Fleming, a retired schoolteacher, historian and naturalist, owns the land where the main Confederate defenses were located. He led Smith through the property, across which the 8th Infantry attacked.
Smith recalled, with regret, that a past park superintendent had the opportunity to buy the property for a mere $3,000, but did not want additional land to maintain.
Following a dirt road, built long after the war, the pair looked in amazement up and down the steep slopes that West Virginia soldiers climbed, under fire.ﾠ Winding up and around the tip of the spur that was the front of the Confederate position, the road came to a saddle, that was inside the rebel lines.
Barely discernible was the remnant of a trench line, now almost completely lost to the elements.
Walking on his own another 150 yards, Smith reached an almost perfectly round, hilltop about 50 yards wide. Overlooking the road below, this knob was the center of the rebel defense.
The band that played to celebrate the arrival of reinforcements might have stood here.
Smith reflected for a moment on the carnage that occurred here and recalled stories told by Union soldiers.
One said the climb up Droop Mountain was so steep, you could not extend your arm straight out before feeling the ground in front of you. Another said the first dead Confederate he saw was a black man, laid back against a log with his cartridge case hanging open.
Smith continued on, approaching the boundary to the state park.ﾠ Through this area, rebels had retreated in disarray, not organizing again until they reached Frankford, 15 miles to the south.

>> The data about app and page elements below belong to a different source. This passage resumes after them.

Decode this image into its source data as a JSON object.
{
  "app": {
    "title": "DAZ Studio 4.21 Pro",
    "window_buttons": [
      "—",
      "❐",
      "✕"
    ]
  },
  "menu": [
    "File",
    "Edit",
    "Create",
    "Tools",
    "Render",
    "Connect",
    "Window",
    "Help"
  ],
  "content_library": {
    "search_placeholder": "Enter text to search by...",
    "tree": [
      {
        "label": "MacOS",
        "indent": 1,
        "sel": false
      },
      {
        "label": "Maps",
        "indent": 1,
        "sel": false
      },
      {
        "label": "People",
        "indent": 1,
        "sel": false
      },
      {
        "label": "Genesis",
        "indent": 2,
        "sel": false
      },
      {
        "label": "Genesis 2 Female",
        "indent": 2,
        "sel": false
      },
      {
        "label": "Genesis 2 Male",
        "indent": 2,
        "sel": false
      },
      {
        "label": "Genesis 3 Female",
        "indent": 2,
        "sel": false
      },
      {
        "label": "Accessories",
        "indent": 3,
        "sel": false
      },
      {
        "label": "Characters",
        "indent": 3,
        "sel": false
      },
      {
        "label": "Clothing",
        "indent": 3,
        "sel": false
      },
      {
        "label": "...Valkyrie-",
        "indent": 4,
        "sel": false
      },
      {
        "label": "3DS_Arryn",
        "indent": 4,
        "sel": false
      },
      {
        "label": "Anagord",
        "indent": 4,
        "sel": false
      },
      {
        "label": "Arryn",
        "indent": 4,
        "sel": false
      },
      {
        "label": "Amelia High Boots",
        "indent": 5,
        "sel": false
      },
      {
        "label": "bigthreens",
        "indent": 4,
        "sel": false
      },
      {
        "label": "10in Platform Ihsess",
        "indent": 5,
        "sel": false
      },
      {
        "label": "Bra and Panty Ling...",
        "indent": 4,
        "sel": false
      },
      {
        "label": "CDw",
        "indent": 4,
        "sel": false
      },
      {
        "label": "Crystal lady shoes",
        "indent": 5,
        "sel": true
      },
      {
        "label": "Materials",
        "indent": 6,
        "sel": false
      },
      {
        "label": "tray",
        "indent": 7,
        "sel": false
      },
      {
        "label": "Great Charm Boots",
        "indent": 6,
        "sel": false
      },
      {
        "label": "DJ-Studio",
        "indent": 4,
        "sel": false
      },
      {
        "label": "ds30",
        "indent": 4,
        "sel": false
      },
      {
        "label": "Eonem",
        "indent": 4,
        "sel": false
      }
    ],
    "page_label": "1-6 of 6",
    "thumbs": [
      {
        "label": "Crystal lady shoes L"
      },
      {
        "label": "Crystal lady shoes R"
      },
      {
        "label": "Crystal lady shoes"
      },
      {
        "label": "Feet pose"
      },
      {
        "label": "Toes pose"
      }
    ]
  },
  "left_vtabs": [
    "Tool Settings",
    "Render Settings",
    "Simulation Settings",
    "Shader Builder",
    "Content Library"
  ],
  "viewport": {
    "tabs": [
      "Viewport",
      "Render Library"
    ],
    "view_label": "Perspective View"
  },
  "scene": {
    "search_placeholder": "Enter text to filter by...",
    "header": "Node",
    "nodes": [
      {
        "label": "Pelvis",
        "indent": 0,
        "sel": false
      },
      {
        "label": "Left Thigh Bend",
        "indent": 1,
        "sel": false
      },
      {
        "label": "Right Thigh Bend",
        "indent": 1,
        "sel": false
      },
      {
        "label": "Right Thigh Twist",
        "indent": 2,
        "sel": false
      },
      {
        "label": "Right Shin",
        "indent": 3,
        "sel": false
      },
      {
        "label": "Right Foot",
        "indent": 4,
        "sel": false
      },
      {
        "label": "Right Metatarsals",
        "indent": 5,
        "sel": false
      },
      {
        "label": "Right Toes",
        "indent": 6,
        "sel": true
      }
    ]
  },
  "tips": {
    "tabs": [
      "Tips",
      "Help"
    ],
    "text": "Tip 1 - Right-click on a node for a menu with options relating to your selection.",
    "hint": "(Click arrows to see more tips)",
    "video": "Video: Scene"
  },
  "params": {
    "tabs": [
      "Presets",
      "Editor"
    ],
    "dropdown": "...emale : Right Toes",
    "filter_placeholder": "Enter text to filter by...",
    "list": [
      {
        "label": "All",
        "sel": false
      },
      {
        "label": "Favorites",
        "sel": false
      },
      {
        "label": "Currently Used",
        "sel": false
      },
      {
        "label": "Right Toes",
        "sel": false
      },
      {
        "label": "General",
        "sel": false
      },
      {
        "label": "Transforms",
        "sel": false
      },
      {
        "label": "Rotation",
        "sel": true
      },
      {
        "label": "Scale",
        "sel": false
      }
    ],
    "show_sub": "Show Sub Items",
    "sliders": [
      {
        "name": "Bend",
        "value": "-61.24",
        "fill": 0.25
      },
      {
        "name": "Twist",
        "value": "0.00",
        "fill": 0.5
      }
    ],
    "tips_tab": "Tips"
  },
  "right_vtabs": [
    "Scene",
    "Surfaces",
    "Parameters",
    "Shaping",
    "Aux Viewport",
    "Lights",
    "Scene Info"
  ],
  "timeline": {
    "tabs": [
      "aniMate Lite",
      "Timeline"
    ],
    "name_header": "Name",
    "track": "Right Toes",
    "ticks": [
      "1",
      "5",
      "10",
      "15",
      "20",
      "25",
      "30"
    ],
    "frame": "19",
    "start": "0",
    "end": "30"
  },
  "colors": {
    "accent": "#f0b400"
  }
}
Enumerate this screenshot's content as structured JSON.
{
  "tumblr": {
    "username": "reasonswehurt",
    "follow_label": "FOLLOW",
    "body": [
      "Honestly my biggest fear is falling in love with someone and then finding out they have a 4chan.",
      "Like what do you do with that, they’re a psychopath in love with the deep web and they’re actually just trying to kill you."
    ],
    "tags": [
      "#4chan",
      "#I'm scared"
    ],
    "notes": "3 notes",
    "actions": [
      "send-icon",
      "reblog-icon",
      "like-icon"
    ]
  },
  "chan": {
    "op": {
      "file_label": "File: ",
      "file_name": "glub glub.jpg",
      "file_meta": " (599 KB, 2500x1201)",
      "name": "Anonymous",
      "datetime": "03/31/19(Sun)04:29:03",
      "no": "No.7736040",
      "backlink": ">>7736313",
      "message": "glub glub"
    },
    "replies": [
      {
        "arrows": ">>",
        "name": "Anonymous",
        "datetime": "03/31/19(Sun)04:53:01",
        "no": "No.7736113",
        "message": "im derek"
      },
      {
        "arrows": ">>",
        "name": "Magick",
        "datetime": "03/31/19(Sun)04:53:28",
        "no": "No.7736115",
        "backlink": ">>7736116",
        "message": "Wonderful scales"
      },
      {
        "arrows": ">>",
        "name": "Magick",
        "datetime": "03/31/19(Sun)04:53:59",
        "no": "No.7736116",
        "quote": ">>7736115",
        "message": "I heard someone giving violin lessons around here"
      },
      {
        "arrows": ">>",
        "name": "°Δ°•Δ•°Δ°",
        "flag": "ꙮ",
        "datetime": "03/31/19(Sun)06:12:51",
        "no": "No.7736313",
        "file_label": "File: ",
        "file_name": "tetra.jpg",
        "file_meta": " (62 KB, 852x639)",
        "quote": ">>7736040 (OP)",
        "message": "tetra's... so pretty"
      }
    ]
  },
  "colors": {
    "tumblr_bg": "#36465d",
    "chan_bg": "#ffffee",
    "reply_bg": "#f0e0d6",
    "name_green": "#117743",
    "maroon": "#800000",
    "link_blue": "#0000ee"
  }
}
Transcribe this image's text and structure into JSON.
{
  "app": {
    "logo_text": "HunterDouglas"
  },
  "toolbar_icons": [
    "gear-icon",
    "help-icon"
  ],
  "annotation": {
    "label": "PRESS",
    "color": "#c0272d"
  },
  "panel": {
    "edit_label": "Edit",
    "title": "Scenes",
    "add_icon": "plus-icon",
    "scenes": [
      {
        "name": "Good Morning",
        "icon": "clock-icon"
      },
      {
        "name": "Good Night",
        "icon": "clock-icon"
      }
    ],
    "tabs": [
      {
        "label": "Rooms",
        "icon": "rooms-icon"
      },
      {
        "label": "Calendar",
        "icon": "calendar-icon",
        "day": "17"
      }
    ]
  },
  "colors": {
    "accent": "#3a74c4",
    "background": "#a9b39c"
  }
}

When he reached the boundary to the park, the superintendent noticed an American flag, flying on a headstone in a small, private cemetery. He remembered it was this flag, with just 35 stars, that West Virginia soldiers carried up the mountain.
The 35th star represented their state - The Mountain State - what Lincoln called the "child of the Civil War."
Thanks to those soldiers, and many others, the flag now has 50 stars.
Droop Mountain Battlefield State Park features a museum, day park, hiking trails, two picnic areas with shelters, a lookout tower and two play areas for children. A battle reenactment will be held in October this year. For more information, see www.droopmountainbattlefield.com.